The so-called “Senate Munitions Committee” came into being because of widespread reports that manufacturers of armaments had unduly influenced the American decision to enter the war in 1917. These weapons’ suppliers had reaped enormous profits at the cost of more than 53,000 American battle deaths. As local conflicts reignited in Europe through the early 1930s, suggesting the possibility of a second world war, concern spread that these “merchants of death” would again drag the United States into a struggle that was none of its business. The time had come for a full congressional inquiry.
To lead the seven-member special committee, the Senate’s Democratic majority chose a Republican—42-year-old North Dakota Senator Gerald P. Nye. Typical of western agrarian progressives, Nye energetically opposed U.S. involvement in foreign wars. He promised, “when the Senate investigation is over, we shall see that war and preparation for war is not a matter of national honor and national defense, but a matter of profit for the few.”
Over the next 18 months, the “Nye Committee” held 93 hearings, questioning more than 200 witnesses, including J. P. Morgan, Jr., and Pierre du Pont. Committee members found little hard evidence of an active conspiracy among arms makers, yet the panel’s reports did little to weaken the popular prejudice against “greedy munitions interests.”
The investigation came to an abrupt end early in 1936. The Senate cut off committee funding after Chairman Nye blundered into an attack on the late Democratic President Woodrow Wilson. Nye suggested that Wilson had withheld essential information from Congress as it considered a declaration of war. Democratic leaders, including Appropriations Committee Chairman Carter Glass of Virginia, unleashed a furious response against Nye for “dirtdaubing the sepulcher of Woodrow Wilson.” Standing before cheering colleagues in a packed Senate Chamber, Glass slammed his fist onto his desk until blood dripped from his knuckles.
Although the Nye Committee failed to achieve its goal of nationalizing the arms industry, it inspired three congressional neutrality acts in the mid-1930s that signaled profound American opposition to overseas involvement.
Schlesinger, Arthur M., Jr., and Roger Bruns, eds.

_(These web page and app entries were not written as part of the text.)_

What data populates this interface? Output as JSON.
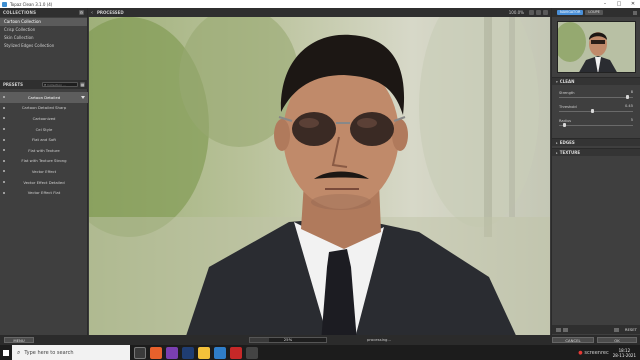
{
  "window": {
    "title": "Topaz Clean 3.1.0 (4)"
  },
  "collections": {
    "header": "COLLECTIONS",
    "items": [
      {
        "label": "Cartoon Collection",
        "selected": true
      },
      {
        "label": "Crisp Collection",
        "selected": false
      },
      {
        "label": "Skin Collection",
        "selected": false
      },
      {
        "label": "Stylized Edges Collection",
        "selected": false
      }
    ]
  },
  "presets": {
    "header": "PRESETS",
    "search_placeholder": "Collection ...",
    "items": [
      {
        "label": "Cartoon Detailed",
        "selected": true
      },
      {
        "label": "Cartoon Detailed Sharp",
        "selected": false
      },
      {
        "label": "Cartoonized",
        "selected": false
      },
      {
        "label": "Cel Style",
        "selected": false
      },
      {
        "label": "Flat and Soft",
        "selected": false
      },
      {
        "label": "Flat with Texture",
        "selected": false
      },
      {
        "label": "Flat with Texture Strong",
        "selected": false
      },
      {
        "label": "Vector Effect",
        "selected": false
      },
      {
        "label": "Vector Effect Detailed",
        "selected": false
      },
      {
        "label": "Vector Effect Flat",
        "selected": false
      }
    ]
  },
  "preview": {
    "header": "PROCESSED",
    "zoom": "100.0%"
  },
  "navigator": {
    "tabs": [
      "NAVIGATOR",
      "LOUPE"
    ],
    "active_tab": "NAVIGATOR"
  },
  "clean": {
    "header": "CLEAN",
    "sliders": [
      {
        "label": "Strength",
        "value": "8",
        "level": 0.95
      },
      {
        "label": "Threshold",
        "value": "0.45",
        "level": 0.45
      },
      {
        "label": "Radius",
        "value": "5",
        "level": 0.05
      }
    ]
  },
  "edges": {
    "header": "EDGES"
  },
  "texture": {
    "header": "TEXTURE"
  },
  "bottom_right": {
    "reset": "RESET"
  },
  "status": {
    "menu": "MENU",
    "progress_text": "25%",
    "progress": 0.25,
    "processing": "processing...",
    "cancel": "CANCEL",
    "ok": "OK"
  },
  "taskbar": {
    "search_placeholder": "Type here to search",
    "screenrec": "screenrec",
    "time": "18:12",
    "date": "28-11-2021"
  }
}
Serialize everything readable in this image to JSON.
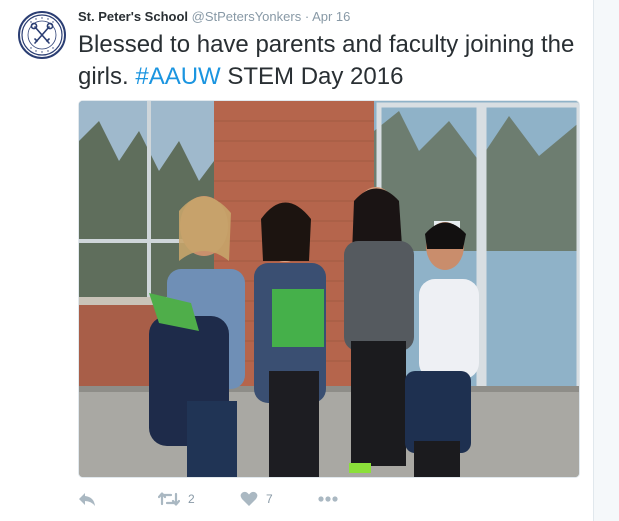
{
  "account": {
    "name": "St. Peter's School",
    "handle": "@StPetersYonkers",
    "separator": "·",
    "time": "Apr 16"
  },
  "tweet": {
    "text_before": "Blessed to have parents and faculty joining the girls.  ",
    "hashtag": "#AAUW",
    "text_after": " STEM Day 2016"
  },
  "actions": {
    "reply": "",
    "retweet_count": "2",
    "like_count": "7"
  },
  "colors": {
    "link": "#1b95e0",
    "muted": "#8899a6",
    "text": "#292f33"
  },
  "icons": {
    "reply": "reply-icon",
    "retweet": "retweet-icon",
    "like": "heart-icon",
    "more": "more-icon"
  }
}
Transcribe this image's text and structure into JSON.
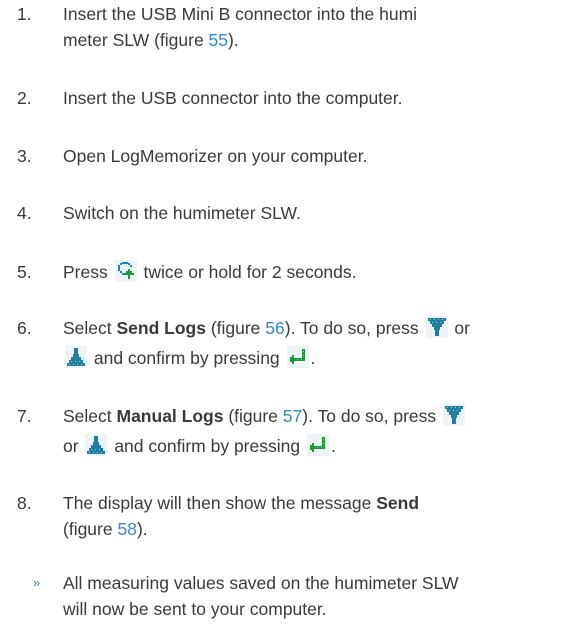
{
  "steps": [
    {
      "num": "1.",
      "t1": "Insert the USB Mini B connector into the humi",
      "t2": "meter SLW (figure ",
      "ref": "55",
      "t3": ")."
    },
    {
      "num": "2.",
      "text": "Insert the USB connector into the computer."
    },
    {
      "num": "3.",
      "text": "Open LogMemorizer on your computer."
    },
    {
      "num": "4.",
      "text": "Switch on the humimeter SLW."
    },
    {
      "num": "5.",
      "pre": "Press",
      "icon": "rotate-arrow-icon",
      "post": "twice or hold for 2 seconds."
    },
    {
      "num": "6.",
      "select": "Select ",
      "bold": "Send Logs",
      "fig_pre": " (figure ",
      "ref": "56",
      "fig_post": "). To do so, press",
      "icon_down": "down-arrow-icon",
      "or": "or",
      "icon_up": "up-arrow-icon",
      "confirm": "and confirm by pressing",
      "icon_enter": "enter-icon",
      "end": "."
    },
    {
      "num": "7.",
      "select": "Select ",
      "bold": "Manual Logs",
      "fig_pre": " (figure ",
      "ref": "57",
      "fig_post": "). To do so, press",
      "icon_down": "down-arrow-icon",
      "or": "or",
      "icon_up": "up-arrow-icon",
      "confirm": "and confirm by pressing",
      "icon_enter": "enter-icon",
      "end": "."
    },
    {
      "num": "8.",
      "pre": "The display will then show the message ",
      "bold": "Send",
      "fig_pre": "(figure ",
      "ref": "58",
      "fig_post": ")."
    }
  ],
  "result": {
    "bullet": "»",
    "line1": "All measuring values saved on the humimeter SLW",
    "line2": "will now be sent to your computer."
  },
  "colors": {
    "text": "#3a3a3a",
    "link": "#3a86c8",
    "icon_blue": "#1a7fd0",
    "icon_green": "#1f9a3a"
  }
}
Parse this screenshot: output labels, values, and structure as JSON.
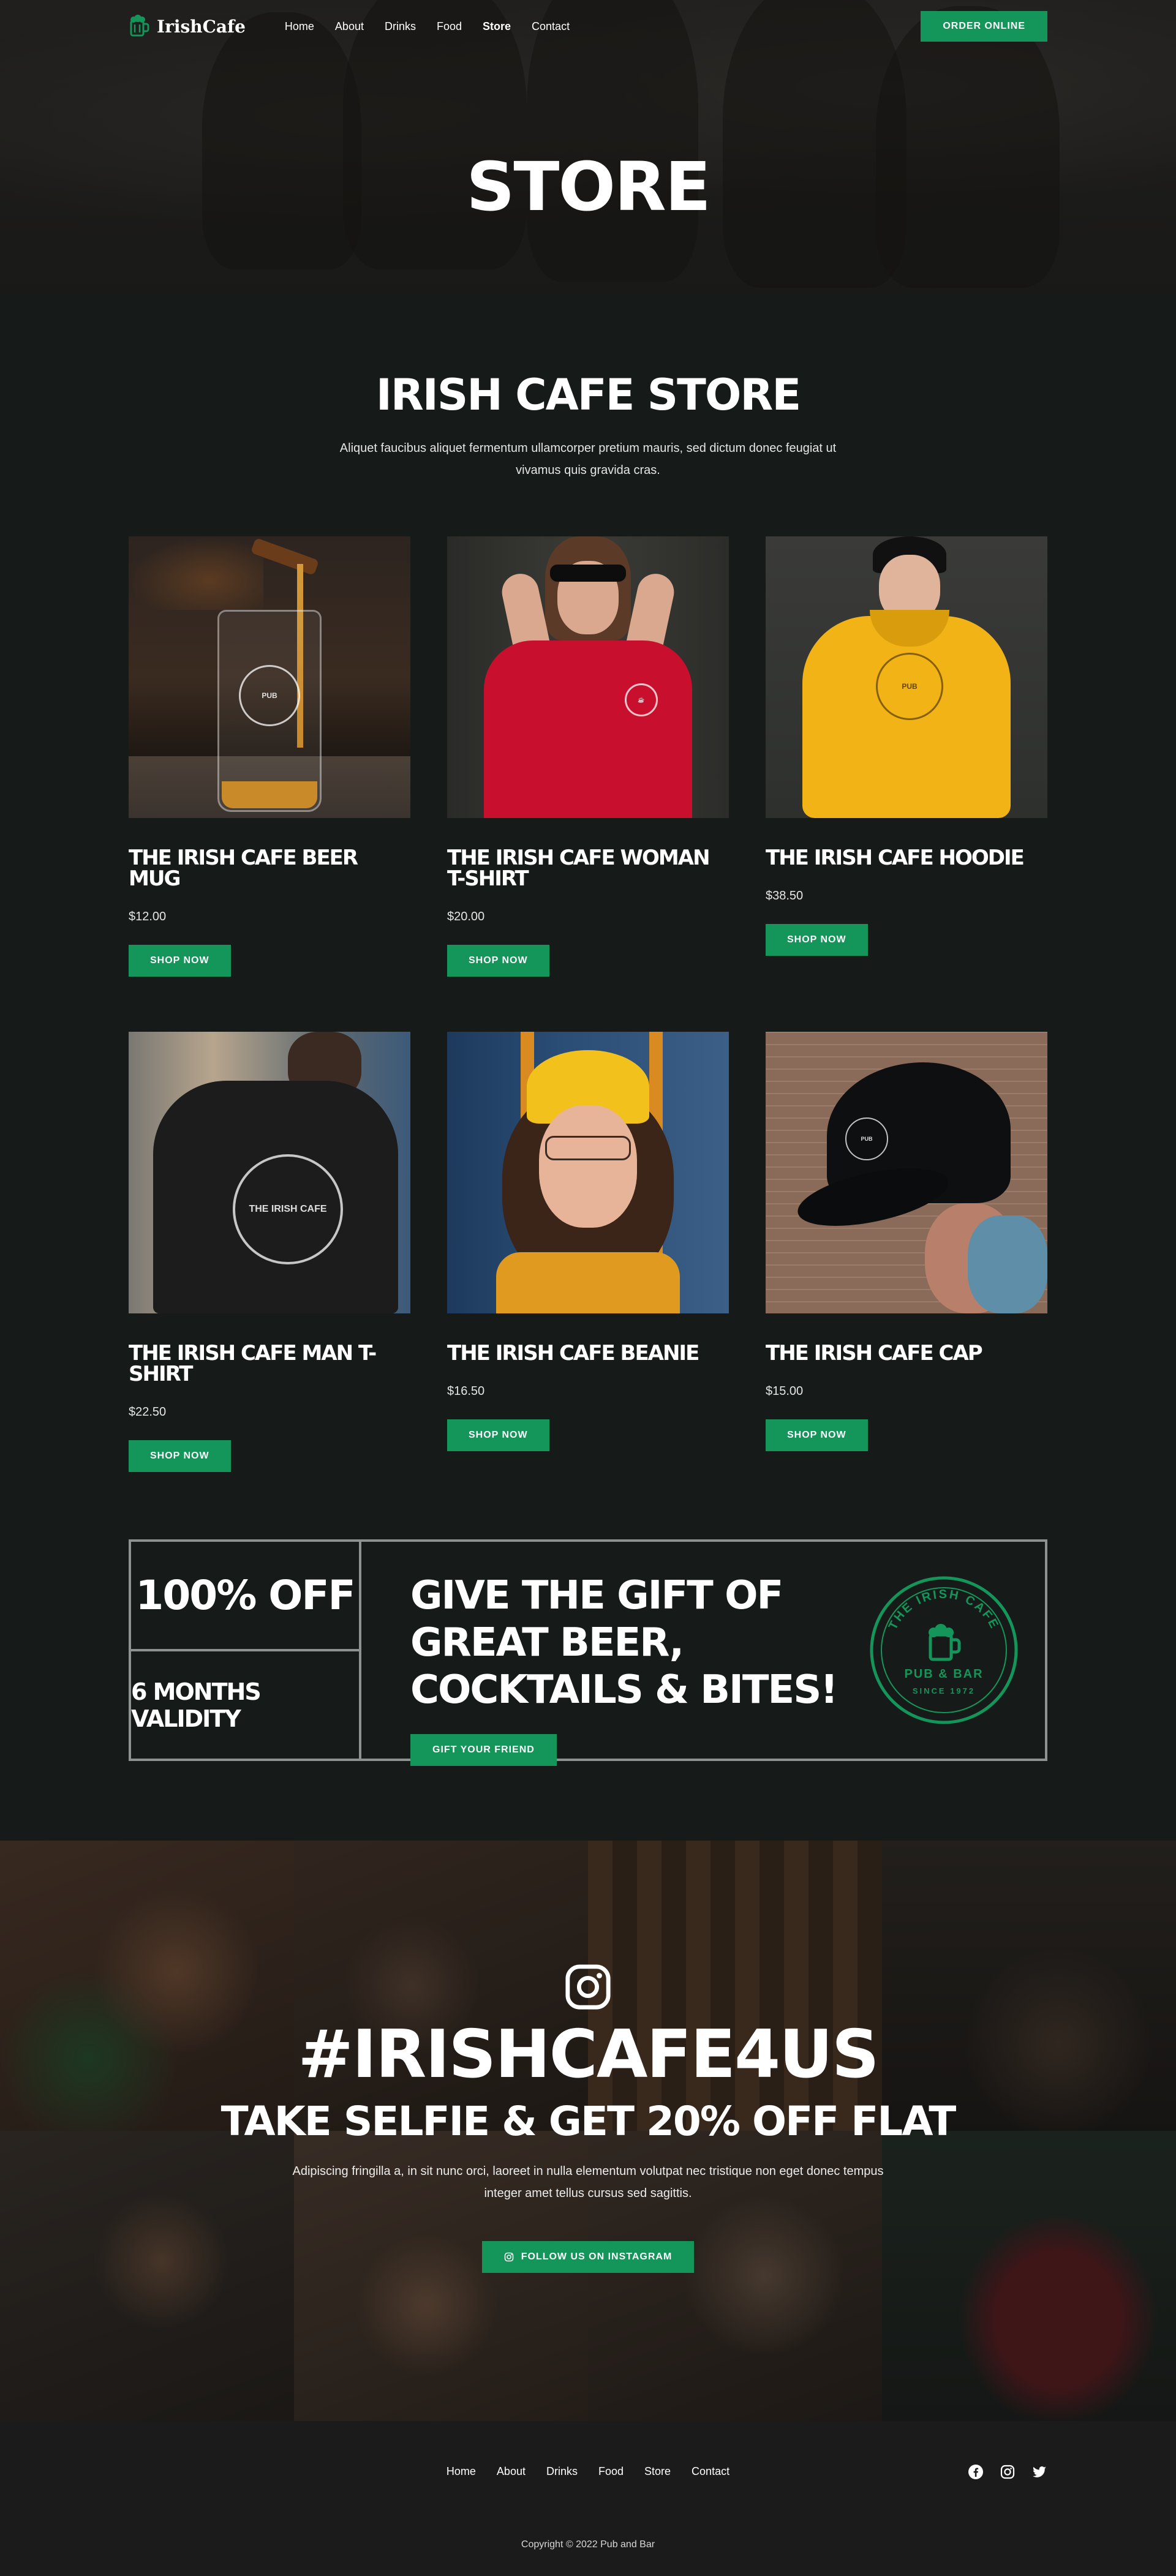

Congress Investigates: A Documented History, 1792-1974. New York: Chelsea House Publishers, 1975.